Belgium Bells

Belgium – the Bells Are Ringing at Sunset


Mechelen, I was told, is the home of carillons. So I had expected to hear peals of bells ringing out over this ancient town from time to time. But what I had not expected to hear were the notes of a modern pop song being rung on the bells – somehow it didn’t seem quite in keeping with the elegant and noble buildings I was admiring, after all, Mechelen’s proud boast is that it has more listed buildings than Bruges.

St. Rombouts


Bells have rung out over Mechelen for centuries. Early carillons were either played by hand or connected to a clock and set to play just as it was about to sound the hour. Following the invention of a manual keyboard it became possible to increase the number of bells sounded. In 1583, the tone was improved by the use of a pedal board with bass stops, thus creating a much richer sound. Mechelen hasn’t looked back since; its most famous carillon rings out from the tower of St Rombout’s Cathedral – the two sets of 49 bells and seven-bell unit total some 80 tonnes. To maintain the tradition, the city even has a school for bell-ringers.

Restaurant abound in this Mechelen Street

Mechelen was once the capital of the Low Countries, but it dates back well before those days – evidence shows that it began as a lakeside community in prehistoric times. However, Mechelen’s rise to fame and fortune began under the Dukes of Burgundy in the 15th and 16th centuries, after Charles the Bold established his Court of Accounts here. But even greater glory was to come thanks to Margaret of Austria, aunt of Emperor Charles V. Margaret, a highly intelligent and well-educated woman, brought the great minds of the time to her court: men such as Erasmus, Durer and Thomas More, and alongside them musicians, historians and painters. She built a number of mansions, including her palace on the Keizerstraat. Margaret’s statue stands in the Grote Markt.

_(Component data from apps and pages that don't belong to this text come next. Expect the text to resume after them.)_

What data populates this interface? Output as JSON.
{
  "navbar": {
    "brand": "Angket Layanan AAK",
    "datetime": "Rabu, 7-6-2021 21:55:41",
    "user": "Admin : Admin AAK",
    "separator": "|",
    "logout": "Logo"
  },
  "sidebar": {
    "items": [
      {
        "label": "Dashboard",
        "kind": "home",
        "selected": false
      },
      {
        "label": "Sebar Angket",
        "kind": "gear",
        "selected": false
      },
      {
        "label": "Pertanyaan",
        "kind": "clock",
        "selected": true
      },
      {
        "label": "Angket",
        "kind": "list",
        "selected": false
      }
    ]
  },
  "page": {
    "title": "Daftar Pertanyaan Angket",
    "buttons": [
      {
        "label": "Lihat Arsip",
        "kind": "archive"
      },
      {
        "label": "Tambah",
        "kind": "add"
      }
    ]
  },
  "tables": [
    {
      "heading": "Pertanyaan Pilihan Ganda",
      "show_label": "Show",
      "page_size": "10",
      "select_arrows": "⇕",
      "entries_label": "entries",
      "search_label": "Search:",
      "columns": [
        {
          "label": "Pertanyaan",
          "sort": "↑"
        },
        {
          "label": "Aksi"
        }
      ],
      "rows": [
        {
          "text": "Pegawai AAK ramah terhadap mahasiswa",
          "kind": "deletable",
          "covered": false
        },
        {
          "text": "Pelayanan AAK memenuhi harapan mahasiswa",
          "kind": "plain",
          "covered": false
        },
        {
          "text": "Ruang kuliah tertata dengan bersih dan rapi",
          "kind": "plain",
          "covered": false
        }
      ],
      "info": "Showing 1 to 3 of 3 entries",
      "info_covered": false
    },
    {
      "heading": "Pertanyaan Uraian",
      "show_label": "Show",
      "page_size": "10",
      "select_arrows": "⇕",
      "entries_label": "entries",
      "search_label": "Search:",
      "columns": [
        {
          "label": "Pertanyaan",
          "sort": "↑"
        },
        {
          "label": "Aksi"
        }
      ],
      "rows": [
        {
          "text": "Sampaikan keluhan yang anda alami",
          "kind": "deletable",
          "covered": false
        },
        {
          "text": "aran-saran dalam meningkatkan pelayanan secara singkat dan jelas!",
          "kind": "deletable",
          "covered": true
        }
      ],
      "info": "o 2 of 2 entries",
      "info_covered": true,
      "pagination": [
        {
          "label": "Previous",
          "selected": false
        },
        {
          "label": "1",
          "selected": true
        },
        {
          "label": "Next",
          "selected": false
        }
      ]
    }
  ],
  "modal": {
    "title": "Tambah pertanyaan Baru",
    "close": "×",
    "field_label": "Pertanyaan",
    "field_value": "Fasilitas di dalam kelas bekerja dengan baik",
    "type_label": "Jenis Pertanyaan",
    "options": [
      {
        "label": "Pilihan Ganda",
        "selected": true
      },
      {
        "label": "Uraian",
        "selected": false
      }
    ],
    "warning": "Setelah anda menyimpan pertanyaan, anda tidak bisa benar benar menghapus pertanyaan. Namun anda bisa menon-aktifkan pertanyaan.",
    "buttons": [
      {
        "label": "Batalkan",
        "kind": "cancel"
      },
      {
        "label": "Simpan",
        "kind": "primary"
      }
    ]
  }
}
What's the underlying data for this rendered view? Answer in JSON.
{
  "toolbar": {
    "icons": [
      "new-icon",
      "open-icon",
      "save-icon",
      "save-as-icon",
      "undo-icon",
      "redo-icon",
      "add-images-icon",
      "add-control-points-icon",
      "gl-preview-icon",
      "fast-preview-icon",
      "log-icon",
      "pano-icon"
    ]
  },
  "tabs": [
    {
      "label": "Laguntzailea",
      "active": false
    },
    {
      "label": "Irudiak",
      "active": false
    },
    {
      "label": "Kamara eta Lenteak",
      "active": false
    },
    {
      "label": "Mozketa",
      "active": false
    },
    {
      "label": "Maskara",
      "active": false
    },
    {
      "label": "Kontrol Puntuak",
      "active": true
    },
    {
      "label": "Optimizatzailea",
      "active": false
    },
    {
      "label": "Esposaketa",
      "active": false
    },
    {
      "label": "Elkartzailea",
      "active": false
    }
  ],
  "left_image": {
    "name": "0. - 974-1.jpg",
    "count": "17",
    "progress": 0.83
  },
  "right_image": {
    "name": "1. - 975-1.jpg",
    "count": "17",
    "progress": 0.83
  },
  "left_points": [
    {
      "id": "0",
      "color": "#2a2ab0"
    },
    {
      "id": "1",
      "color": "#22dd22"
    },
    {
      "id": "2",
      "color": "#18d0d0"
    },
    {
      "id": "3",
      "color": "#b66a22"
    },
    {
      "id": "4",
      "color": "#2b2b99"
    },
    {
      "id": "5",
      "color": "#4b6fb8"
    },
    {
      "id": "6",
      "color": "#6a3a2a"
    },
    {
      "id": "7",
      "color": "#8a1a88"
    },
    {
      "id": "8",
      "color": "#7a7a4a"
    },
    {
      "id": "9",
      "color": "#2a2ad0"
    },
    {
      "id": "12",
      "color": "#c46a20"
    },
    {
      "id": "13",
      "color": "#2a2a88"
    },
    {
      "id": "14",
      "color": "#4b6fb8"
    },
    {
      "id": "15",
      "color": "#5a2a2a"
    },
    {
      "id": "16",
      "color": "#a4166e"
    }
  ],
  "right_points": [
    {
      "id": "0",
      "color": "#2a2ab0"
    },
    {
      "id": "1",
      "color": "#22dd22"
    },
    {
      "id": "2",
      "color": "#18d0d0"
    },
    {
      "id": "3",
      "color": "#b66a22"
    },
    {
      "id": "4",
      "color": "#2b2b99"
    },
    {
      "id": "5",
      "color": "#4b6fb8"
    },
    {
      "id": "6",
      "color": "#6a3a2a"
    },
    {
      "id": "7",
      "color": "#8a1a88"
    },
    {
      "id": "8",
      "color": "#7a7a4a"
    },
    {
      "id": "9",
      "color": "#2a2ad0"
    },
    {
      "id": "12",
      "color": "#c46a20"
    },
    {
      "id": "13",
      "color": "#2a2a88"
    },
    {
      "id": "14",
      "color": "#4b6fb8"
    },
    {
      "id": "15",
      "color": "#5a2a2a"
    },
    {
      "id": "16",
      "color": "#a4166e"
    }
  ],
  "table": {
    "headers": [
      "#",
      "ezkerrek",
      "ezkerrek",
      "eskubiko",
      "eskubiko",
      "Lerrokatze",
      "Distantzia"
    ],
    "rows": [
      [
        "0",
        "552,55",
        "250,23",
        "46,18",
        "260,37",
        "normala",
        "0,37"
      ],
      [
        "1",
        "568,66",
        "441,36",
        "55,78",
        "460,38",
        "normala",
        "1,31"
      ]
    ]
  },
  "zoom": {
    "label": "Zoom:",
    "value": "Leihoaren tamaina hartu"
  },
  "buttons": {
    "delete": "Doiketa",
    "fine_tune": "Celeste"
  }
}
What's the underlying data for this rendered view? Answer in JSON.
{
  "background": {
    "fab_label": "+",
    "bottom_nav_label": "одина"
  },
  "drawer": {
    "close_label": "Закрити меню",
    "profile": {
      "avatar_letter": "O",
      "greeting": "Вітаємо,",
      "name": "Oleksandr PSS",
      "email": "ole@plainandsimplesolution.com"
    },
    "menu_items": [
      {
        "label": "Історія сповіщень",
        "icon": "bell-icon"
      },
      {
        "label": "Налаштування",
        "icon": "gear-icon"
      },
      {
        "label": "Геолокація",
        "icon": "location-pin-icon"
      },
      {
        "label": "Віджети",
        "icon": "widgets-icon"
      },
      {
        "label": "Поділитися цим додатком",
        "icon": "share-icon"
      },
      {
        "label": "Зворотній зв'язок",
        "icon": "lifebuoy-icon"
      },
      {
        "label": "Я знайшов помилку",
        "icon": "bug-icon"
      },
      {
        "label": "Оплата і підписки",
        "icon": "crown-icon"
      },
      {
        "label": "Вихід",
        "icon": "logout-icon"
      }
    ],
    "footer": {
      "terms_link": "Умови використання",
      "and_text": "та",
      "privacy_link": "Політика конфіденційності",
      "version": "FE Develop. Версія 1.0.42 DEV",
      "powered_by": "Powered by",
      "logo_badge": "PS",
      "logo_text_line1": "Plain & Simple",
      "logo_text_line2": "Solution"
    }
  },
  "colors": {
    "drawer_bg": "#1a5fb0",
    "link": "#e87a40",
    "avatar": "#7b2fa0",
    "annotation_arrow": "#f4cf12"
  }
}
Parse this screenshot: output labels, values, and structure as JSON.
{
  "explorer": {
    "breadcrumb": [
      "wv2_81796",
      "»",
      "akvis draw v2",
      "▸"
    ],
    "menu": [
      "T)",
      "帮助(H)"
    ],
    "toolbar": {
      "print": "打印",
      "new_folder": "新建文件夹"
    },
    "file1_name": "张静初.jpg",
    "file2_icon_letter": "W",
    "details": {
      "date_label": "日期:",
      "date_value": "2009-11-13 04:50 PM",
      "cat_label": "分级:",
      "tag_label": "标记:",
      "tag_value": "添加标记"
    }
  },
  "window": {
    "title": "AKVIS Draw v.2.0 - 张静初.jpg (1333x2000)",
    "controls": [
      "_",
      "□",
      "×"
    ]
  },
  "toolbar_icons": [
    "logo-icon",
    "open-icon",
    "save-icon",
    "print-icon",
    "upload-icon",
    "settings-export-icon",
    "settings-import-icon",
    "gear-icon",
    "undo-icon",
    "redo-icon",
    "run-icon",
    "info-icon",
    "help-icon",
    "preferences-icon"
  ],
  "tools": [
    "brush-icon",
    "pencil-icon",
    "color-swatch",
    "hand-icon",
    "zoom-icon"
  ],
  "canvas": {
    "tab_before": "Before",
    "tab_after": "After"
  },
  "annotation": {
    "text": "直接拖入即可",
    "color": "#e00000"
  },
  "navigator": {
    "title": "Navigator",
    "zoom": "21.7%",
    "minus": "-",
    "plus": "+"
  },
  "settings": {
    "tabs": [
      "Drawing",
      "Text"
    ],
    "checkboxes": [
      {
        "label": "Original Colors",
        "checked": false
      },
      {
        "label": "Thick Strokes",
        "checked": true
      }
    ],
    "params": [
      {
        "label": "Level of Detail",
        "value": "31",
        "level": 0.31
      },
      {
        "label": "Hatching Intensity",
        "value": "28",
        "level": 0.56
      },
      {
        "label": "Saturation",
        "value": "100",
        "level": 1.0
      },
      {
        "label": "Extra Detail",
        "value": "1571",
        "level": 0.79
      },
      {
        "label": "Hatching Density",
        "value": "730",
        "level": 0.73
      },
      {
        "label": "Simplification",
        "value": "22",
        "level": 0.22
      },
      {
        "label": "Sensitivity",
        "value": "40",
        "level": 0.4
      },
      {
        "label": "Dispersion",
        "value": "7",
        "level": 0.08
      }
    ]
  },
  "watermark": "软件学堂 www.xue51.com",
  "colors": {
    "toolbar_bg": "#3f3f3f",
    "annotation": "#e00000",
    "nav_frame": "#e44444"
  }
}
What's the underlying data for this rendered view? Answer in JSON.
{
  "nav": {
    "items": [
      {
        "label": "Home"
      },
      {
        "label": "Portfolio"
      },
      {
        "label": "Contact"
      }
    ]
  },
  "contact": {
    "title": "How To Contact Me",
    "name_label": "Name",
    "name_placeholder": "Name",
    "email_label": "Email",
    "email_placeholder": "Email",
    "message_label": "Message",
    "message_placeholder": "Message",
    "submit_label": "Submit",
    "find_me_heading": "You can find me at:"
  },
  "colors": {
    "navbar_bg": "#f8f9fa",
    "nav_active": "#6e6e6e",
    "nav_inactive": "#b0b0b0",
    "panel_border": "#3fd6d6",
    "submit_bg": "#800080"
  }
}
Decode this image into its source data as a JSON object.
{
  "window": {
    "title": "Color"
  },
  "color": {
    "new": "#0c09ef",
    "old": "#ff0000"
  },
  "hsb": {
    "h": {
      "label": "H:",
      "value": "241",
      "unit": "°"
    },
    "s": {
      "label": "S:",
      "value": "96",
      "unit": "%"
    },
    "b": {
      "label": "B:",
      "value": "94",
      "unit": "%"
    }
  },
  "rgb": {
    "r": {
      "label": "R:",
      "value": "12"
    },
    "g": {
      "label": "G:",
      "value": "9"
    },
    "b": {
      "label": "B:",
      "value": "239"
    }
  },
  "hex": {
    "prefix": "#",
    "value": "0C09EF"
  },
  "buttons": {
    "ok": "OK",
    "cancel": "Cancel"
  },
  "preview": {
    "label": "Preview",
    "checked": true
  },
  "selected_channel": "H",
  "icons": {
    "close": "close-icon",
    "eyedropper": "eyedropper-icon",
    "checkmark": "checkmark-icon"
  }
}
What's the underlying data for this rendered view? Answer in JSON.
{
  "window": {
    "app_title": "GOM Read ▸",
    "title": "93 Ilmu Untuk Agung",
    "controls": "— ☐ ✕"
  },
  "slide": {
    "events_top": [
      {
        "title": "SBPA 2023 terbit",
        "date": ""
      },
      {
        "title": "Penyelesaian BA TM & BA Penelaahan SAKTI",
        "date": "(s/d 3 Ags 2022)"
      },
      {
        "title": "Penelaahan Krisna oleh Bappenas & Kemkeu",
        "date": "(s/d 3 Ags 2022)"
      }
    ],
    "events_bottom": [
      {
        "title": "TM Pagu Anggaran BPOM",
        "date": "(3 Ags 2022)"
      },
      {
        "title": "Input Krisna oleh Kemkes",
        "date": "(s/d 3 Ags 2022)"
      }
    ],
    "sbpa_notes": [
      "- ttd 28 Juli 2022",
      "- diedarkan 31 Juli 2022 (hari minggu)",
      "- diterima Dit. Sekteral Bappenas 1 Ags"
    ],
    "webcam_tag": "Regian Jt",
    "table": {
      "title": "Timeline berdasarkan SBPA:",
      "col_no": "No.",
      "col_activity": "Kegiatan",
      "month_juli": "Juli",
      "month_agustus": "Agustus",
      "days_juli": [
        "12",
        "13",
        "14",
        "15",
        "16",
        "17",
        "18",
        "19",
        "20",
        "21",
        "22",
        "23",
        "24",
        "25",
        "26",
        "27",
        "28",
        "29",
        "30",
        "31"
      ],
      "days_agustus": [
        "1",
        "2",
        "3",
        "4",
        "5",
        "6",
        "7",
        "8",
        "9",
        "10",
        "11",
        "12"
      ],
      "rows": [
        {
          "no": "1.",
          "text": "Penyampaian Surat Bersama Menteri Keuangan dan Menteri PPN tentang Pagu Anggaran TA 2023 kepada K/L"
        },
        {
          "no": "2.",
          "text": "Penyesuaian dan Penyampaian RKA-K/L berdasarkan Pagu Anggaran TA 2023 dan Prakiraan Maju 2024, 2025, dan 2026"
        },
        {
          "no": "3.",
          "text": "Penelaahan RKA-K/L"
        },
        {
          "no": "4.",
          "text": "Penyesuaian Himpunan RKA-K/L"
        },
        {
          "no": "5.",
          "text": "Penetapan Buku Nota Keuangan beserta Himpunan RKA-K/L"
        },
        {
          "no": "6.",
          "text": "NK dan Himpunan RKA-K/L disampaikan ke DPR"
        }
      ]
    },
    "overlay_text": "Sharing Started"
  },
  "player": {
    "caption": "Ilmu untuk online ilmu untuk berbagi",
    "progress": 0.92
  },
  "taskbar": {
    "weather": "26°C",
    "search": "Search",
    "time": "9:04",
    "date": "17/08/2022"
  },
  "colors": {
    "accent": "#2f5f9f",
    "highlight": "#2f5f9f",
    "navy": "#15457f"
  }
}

In time the court moved to Brussels and Mechelen’s importance waned. However, it was still important in religious fields, becoming an archbishopric in 1559. A severe setback was suffered in 1572, when the Spanish fired the city and slaughtered many of its residents. Luckily the skills of its weavers, lacemakers and carillon exponents survived.

Belgium is famous for tapestries and the craft of tapestry weaving lives on to this day at the De Wit Royal Tapestry Factory. Do not leave Mechelen without taking a tour of the factory to watch the skilful manufacture and restoration of tapestries.

Mechelen Lace

Mechelen’s reputation for the production of exquisite lace spread far and wide. Unfortunately handmade lace cannot compete in price with machine-made lace, but luckily the bobbin lacemaking tradition is once again being taught; you can recognise it in the shops from its expensive price tag – but it is beautiful.

Stopping to look at various restaurant menus, one dish intrigued me: Mechelen Cuckoo. It is actually chicken, a rather large one with cute feathered legs. Visitors to the animal park at Planckendael might see one strutting round, scratching in the dust.

St. Janskerk


Art lovers should not miss St Janskerk and the opportunity to see the beautiful triptych by Rubens of the Adoration of the Magi. It is said that Ruben’s first wife posed for the face of the Virgin. Other places to visit include some excellent museums – notably the Busleyden (the town museum) and the delightful Speelgoedmuseum (toy museum) featuring children’s toys of bygone days.

Sightseeing is fun but there is no denying it is tiring, so what better way of having a rest than to find a pavement café, order a glass or two of the local golden brew from the Het Anker Brewery, sit back and admire the fabulous building façades whilst listening to the silvery notes of the bells.